Mapping the Dangers of Fracking

8 States Dealing With Huge Increases in Fracking Earthquakes

EcoWatch Daily Newsletter

Mr.TinDC / Flickr / CC BY-ND 2.0

By Adda Bjarnadottir, MS

Many nutrients are essential for good health.

Read More Show Less
albedo20 / Flickr

By Pat Thomas

Throughout the U.S., major food brands are trying to get rid of GMO ingredients — not necessarily for the right reasons, but because nearly half of consumers say they avoid them in their food, primarily for health reasons.

But the CEO of Impossible Foods, purveyor of the Impossible Burger, is bucking that trend.

Read More Show Less
Sponsored
People in more than 100 countries are expected to take part in well over 1,000 strikes on May 24 to demand climate action from their governments. @ExtinctionR / Twitter

By Julia Conley

Two months after what was reportedly the largest international climate demonstration ever, young people around the world are expected to make history again on Friday with a second global climate strike.

Read More Show Less
DoneGood

By Cullen Schwarz

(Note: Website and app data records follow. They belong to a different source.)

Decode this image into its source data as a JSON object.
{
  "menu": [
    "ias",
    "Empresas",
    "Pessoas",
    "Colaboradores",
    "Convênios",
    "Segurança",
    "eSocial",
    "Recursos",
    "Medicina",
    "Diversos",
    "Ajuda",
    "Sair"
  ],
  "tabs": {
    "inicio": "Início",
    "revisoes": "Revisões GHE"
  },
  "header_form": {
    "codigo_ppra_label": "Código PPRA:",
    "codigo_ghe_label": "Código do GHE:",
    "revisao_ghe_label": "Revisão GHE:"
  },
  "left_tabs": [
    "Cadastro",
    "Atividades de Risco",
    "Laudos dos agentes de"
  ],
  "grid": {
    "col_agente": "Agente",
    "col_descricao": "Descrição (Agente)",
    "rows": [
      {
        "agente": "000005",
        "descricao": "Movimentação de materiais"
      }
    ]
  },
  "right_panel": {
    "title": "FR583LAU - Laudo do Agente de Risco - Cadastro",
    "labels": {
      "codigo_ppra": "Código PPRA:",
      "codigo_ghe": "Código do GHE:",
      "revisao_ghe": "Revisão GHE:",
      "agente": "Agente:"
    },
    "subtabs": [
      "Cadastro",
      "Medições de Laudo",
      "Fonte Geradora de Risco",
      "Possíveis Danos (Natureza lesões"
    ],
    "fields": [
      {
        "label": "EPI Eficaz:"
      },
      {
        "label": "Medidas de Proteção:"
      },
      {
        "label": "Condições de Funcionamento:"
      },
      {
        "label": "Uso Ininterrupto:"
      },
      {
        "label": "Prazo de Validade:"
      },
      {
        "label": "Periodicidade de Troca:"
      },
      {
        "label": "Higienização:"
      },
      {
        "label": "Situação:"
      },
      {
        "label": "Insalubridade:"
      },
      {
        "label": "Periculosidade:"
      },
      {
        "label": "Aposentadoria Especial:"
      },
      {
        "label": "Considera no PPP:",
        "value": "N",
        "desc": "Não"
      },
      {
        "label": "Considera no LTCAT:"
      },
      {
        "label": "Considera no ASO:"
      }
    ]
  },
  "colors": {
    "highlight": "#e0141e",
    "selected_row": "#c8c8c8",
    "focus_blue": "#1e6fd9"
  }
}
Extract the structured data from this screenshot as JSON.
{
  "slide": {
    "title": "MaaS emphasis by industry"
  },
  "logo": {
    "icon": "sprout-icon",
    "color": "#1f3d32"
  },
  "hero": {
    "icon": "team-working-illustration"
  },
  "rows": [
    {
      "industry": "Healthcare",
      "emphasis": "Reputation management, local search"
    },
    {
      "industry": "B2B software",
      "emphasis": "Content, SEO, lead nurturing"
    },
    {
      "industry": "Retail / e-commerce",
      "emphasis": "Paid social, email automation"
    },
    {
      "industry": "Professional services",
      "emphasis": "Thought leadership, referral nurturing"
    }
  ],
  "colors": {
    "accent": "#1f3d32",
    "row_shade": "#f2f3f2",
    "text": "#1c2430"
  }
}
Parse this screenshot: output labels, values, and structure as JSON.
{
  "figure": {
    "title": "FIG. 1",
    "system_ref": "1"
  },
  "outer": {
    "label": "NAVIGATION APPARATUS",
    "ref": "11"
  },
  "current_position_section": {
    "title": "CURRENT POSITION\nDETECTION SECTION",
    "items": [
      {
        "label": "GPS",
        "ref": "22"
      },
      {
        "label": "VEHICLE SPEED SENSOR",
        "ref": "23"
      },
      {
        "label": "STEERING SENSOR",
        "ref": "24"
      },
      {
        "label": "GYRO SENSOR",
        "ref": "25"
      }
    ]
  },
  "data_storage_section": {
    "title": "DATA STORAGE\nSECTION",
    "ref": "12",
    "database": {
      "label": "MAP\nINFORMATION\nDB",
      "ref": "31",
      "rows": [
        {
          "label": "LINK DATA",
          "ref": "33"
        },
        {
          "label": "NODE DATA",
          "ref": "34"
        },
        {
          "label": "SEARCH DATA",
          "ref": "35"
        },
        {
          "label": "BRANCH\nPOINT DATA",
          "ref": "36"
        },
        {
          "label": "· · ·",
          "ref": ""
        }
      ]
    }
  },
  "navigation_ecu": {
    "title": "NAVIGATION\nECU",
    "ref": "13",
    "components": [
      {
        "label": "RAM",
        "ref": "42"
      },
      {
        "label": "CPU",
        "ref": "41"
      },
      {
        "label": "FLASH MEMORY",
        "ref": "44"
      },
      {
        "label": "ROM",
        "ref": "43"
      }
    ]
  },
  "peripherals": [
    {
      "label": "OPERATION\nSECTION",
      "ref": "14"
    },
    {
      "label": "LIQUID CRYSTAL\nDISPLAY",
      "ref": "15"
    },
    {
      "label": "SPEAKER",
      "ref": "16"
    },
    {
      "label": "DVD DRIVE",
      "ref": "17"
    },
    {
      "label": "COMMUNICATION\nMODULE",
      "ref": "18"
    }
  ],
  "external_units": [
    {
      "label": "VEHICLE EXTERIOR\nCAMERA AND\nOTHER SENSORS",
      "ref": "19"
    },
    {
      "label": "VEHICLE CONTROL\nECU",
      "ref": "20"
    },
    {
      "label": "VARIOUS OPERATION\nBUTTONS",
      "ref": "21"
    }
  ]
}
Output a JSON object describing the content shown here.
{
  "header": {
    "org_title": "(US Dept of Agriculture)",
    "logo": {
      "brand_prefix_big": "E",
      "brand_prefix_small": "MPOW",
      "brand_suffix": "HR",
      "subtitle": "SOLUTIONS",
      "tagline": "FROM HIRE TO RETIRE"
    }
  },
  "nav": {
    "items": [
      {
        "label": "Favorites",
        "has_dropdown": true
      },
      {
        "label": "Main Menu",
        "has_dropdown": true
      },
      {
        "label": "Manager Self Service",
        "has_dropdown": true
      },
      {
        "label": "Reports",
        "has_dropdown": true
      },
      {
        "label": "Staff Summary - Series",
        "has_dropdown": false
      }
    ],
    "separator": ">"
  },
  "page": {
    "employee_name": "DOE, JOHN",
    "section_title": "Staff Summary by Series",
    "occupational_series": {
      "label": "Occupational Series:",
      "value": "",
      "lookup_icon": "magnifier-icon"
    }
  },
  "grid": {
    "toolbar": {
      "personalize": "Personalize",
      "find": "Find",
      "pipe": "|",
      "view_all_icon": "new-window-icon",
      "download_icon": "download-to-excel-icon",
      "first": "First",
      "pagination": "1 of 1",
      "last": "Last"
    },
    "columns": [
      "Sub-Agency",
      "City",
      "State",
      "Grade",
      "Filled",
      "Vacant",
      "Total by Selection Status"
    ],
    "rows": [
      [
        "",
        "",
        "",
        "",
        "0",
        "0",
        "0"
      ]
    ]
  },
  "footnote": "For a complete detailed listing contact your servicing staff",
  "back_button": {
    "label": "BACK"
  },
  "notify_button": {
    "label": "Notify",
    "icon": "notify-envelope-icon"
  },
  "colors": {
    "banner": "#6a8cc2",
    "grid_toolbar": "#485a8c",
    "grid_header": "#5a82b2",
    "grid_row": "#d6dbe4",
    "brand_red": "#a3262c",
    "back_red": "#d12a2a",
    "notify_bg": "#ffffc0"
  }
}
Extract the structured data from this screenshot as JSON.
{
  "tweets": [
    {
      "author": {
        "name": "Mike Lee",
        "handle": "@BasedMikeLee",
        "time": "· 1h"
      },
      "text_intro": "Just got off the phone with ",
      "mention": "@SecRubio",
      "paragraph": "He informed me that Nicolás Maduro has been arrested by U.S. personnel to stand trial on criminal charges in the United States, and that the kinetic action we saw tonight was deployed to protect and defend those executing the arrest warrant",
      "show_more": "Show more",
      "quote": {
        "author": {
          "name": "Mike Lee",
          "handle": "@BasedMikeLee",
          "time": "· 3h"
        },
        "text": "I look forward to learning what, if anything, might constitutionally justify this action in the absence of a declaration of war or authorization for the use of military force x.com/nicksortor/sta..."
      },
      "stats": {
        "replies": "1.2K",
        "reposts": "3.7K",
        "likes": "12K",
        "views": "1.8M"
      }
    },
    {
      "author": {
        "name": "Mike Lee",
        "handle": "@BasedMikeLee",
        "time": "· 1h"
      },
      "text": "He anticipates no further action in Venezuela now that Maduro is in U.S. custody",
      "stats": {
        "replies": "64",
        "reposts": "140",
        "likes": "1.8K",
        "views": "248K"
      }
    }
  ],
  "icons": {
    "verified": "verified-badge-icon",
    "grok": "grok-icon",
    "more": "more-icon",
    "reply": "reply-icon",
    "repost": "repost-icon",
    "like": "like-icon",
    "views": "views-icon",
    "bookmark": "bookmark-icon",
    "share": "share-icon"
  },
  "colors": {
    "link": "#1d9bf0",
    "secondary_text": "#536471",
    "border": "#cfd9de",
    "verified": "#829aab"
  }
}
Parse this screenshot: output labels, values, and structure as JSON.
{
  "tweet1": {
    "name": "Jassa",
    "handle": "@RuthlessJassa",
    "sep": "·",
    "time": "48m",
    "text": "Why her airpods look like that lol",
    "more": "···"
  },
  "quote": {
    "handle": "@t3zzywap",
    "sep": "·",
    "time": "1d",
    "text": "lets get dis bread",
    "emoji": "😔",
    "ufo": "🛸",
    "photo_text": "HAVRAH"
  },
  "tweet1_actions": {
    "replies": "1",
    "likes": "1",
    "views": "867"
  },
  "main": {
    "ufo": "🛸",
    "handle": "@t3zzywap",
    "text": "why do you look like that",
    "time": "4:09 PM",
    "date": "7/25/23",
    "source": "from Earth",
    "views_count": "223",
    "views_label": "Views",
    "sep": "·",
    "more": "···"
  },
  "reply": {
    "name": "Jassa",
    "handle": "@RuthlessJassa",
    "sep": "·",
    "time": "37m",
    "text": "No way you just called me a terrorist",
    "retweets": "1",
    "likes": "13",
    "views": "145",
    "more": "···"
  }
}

Ethical shopping is a somewhat new phenomenon. We're far more familiar with the "tried and tested" methods of doing good, like donating our money or time.

Read More Show Less
Asian elephants frolic in Kaudulla Wewa at Kaudulla National Park in central Sri Lanka. David Stanley / CC BY 2.0

When it comes to saving some of the planet's largest animals, a group of researchers says that old methods of conservation just won't cut it anymore.

Read More Show Less
Sponsored
Pexels

A low-fat diet that prioritizes eating healthier foods like fruits and vegetables each day could lower the risk a woman's risk of dying from breast cancer, according to a multi-decade study published this month.

Read More Show Less
smcgee / Flickr / CC BY-NC 2.0

Several New York City Starbucks exposed customers to a potentially deadly pesticide, two lawsuits filed Tuesday allege.

Read More Show Less
Drinks with plastic straws on sale at London's Borough Market. Susie Adams / Getty Images

The UK government has set a date for a ban on the sale of single use plastics, The Guardian reported Wednesday. From April 2020, the sale of plastic straws, drink stirrers and cotton buds with plastic stems will be prohibited in England.

Read More Show Less